ABOUT THIS TASK.
With the pictures left out, repeat every entry that follows exactly.

[Dataset excerpts]
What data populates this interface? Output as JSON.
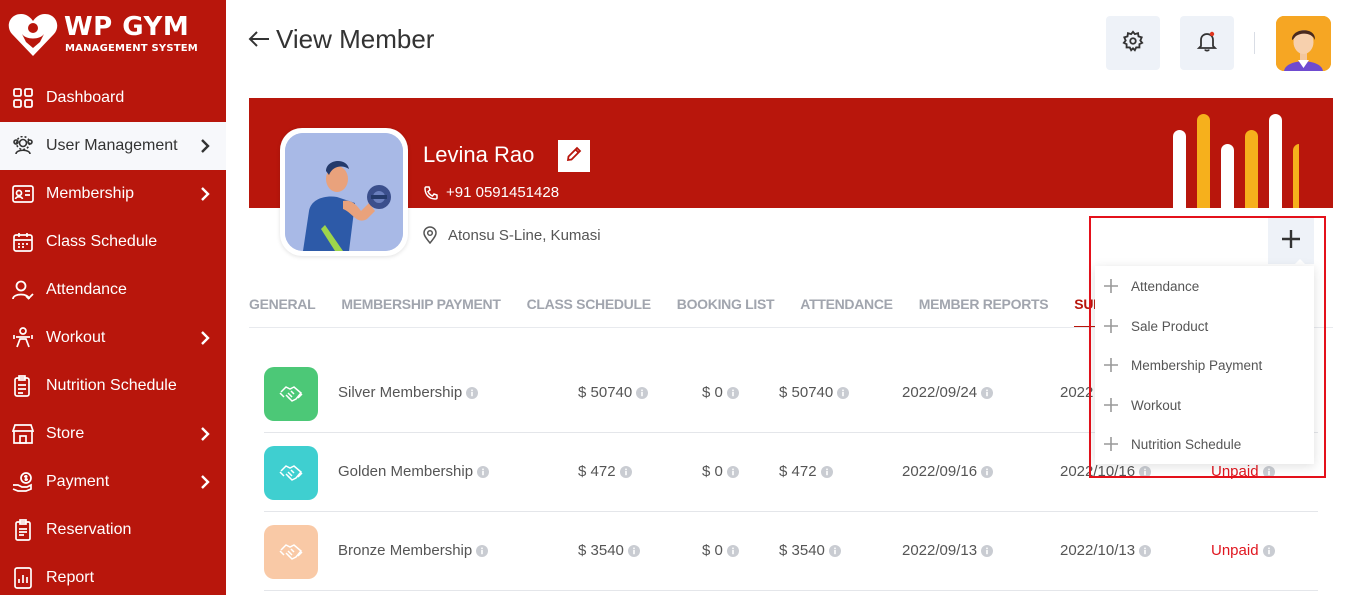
{
  "brand": {
    "name": "WP GYM",
    "tagline": "MANAGEMENT SYSTEM"
  },
  "sidebar": {
    "items": [
      {
        "label": "Dashboard",
        "icon": "dashboard-grid-icon",
        "has_children": false,
        "active": false
      },
      {
        "label": "User Management",
        "icon": "users-gear-icon",
        "has_children": true,
        "active": true
      },
      {
        "label": "Membership",
        "icon": "membership-card-icon",
        "has_children": true,
        "active": false
      },
      {
        "label": "Class Schedule",
        "icon": "calendar-icon",
        "has_children": false,
        "active": false
      },
      {
        "label": "Attendance",
        "icon": "user-check-icon",
        "has_children": false,
        "active": false
      },
      {
        "label": "Workout",
        "icon": "workout-icon",
        "has_children": true,
        "active": false
      },
      {
        "label": "Nutrition Schedule",
        "icon": "nutrition-icon",
        "has_children": false,
        "active": false
      },
      {
        "label": "Store",
        "icon": "store-icon",
        "has_children": true,
        "active": false
      },
      {
        "label": "Payment",
        "icon": "payment-icon",
        "has_children": true,
        "active": false
      },
      {
        "label": "Reservation",
        "icon": "reservation-icon",
        "has_children": false,
        "active": false
      },
      {
        "label": "Report",
        "icon": "report-icon",
        "has_children": false,
        "active": false
      }
    ]
  },
  "header": {
    "title": "View Member"
  },
  "member": {
    "name": "Levina Rao",
    "phone": "+91  0591451428",
    "address": "Atonsu S-Line, Kumasi"
  },
  "tabs": [
    {
      "label": "GENERAL",
      "active": false
    },
    {
      "label": "MEMBERSHIP PAYMENT",
      "active": false
    },
    {
      "label": "CLASS SCHEDULE",
      "active": false
    },
    {
      "label": "BOOKING LIST",
      "active": false
    },
    {
      "label": "ATTENDANCE",
      "active": false
    },
    {
      "label": "MEMBER REPORTS",
      "active": false
    },
    {
      "label": "SUBSCRIP",
      "active": true
    }
  ],
  "subscriptions": [
    {
      "plan": "Silver Membership",
      "amount": "$ 50740",
      "paid": "$ 0",
      "due": "$ 50740",
      "start": "2022/09/24",
      "end": "2022",
      "status": "",
      "tile_color": "#4cc877"
    },
    {
      "plan": "Golden Membership",
      "amount": "$ 472",
      "paid": "$ 0",
      "due": "$ 472",
      "start": "2022/09/16",
      "end": "2022/10/16",
      "status": "Unpaid",
      "tile_color": "#3fcfd0"
    },
    {
      "plan": "Bronze Membership",
      "amount": "$ 3540",
      "paid": "$ 0",
      "due": "$ 3540",
      "start": "2022/09/13",
      "end": "2022/10/13",
      "status": "Unpaid",
      "tile_color": "#f9c9a6"
    }
  ],
  "add_menu": {
    "items": [
      "Attendance",
      "Sale Product",
      "Membership Payment",
      "Workout",
      "Nutrition Schedule"
    ]
  },
  "colors": {
    "brand_red": "#b8160c",
    "accent_yellow": "#f6b01c",
    "unpaid_red": "#e0161f",
    "highlight_frame": "#e4111b"
  }
}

SOLUTION TO THIS EXERCISE.
What data populates this interface? Output as JSON.
{
  "brand": {
    "name": "WP GYM",
    "tagline": "MANAGEMENT SYSTEM"
  },
  "sidebar": {
    "items": [
      {
        "label": "Dashboard",
        "icon": "dashboard-grid-icon",
        "has_children": false,
        "active": false
      },
      {
        "label": "User Management",
        "icon": "users-gear-icon",
        "has_children": true,
        "active": true
      },
      {
        "label": "Membership",
        "icon": "membership-card-icon",
        "has_children": true,
        "active": false
      },
      {
        "label": "Class Schedule",
        "icon": "calendar-icon",
        "has_children": false,
        "active": false
      },
      {
        "label": "Attendance",
        "icon": "user-check-icon",
        "has_children": false,
        "active": false
      },
      {
        "label": "Workout",
        "icon": "workout-icon",
        "has_children": true,
        "active": false
      },
      {
        "label": "Nutrition Schedule",
        "icon": "nutrition-icon",
        "has_children": false,
        "active": false
      },
      {
        "label": "Store",
        "icon": "store-icon",
        "has_children": true,
        "active": false
      },
      {
        "label": "Payment",
        "icon": "payment-icon",
        "has_children": true,
        "active": false
      },
      {
        "label": "Reservation",
        "icon": "reservation-icon",
        "has_children": false,
        "active": false
      },
      {
        "label": "Report",
        "icon": "report-icon",
        "has_children": false,
        "active": false
      }
    ]
  },
  "header": {
    "title": "View Member"
  },
  "member": {
    "name": "Levina Rao",
    "phone": "+91  0591451428",
    "address": "Atonsu S-Line, Kumasi"
  },
  "tabs": [
    {
      "label": "GENERAL",
      "active": false
    },
    {
      "label": "MEMBERSHIP PAYMENT",
      "active": false
    },
    {
      "label": "CLASS SCHEDULE",
      "active": false
    },
    {
      "label": "BOOKING LIST",
      "active": false
    },
    {
      "label": "ATTENDANCE",
      "active": false
    },
    {
      "label": "MEMBER REPORTS",
      "active": false
    },
    {
      "label": "SUBSCRIP",
      "active": true
    }
  ],
  "subscriptions": [
    {
      "plan": "Silver Membership",
      "amount": "$ 50740",
      "paid": "$ 0",
      "due": "$ 50740",
      "start": "2022/09/24",
      "end": "2022",
      "status": "",
      "tile_color": "#4cc877"
    },
    {
      "plan": "Golden Membership",
      "amount": "$ 472",
      "paid": "$ 0",
      "due": "$ 472",
      "start": "2022/09/16",
      "end": "2022/10/16",
      "status": "Unpaid",
      "tile_color": "#3fcfd0"
    },
    {
      "plan": "Bronze Membership",
      "amount": "$ 3540",
      "paid": "$ 0",
      "due": "$ 3540",
      "start": "2022/09/13",
      "end": "2022/10/13",
      "status": "Unpaid",
      "tile_color": "#f9c9a6"
    }
  ],
  "add_menu": {
    "items": [
      "Attendance",
      "Sale Product",
      "Membership Payment",
      "Workout",
      "Nutrition Schedule"
    ]
  },
  "colors": {
    "brand_red": "#b8160c",
    "accent_yellow": "#f6b01c",
    "unpaid_red": "#e0161f",
    "highlight_frame": "#e4111b"
  }
}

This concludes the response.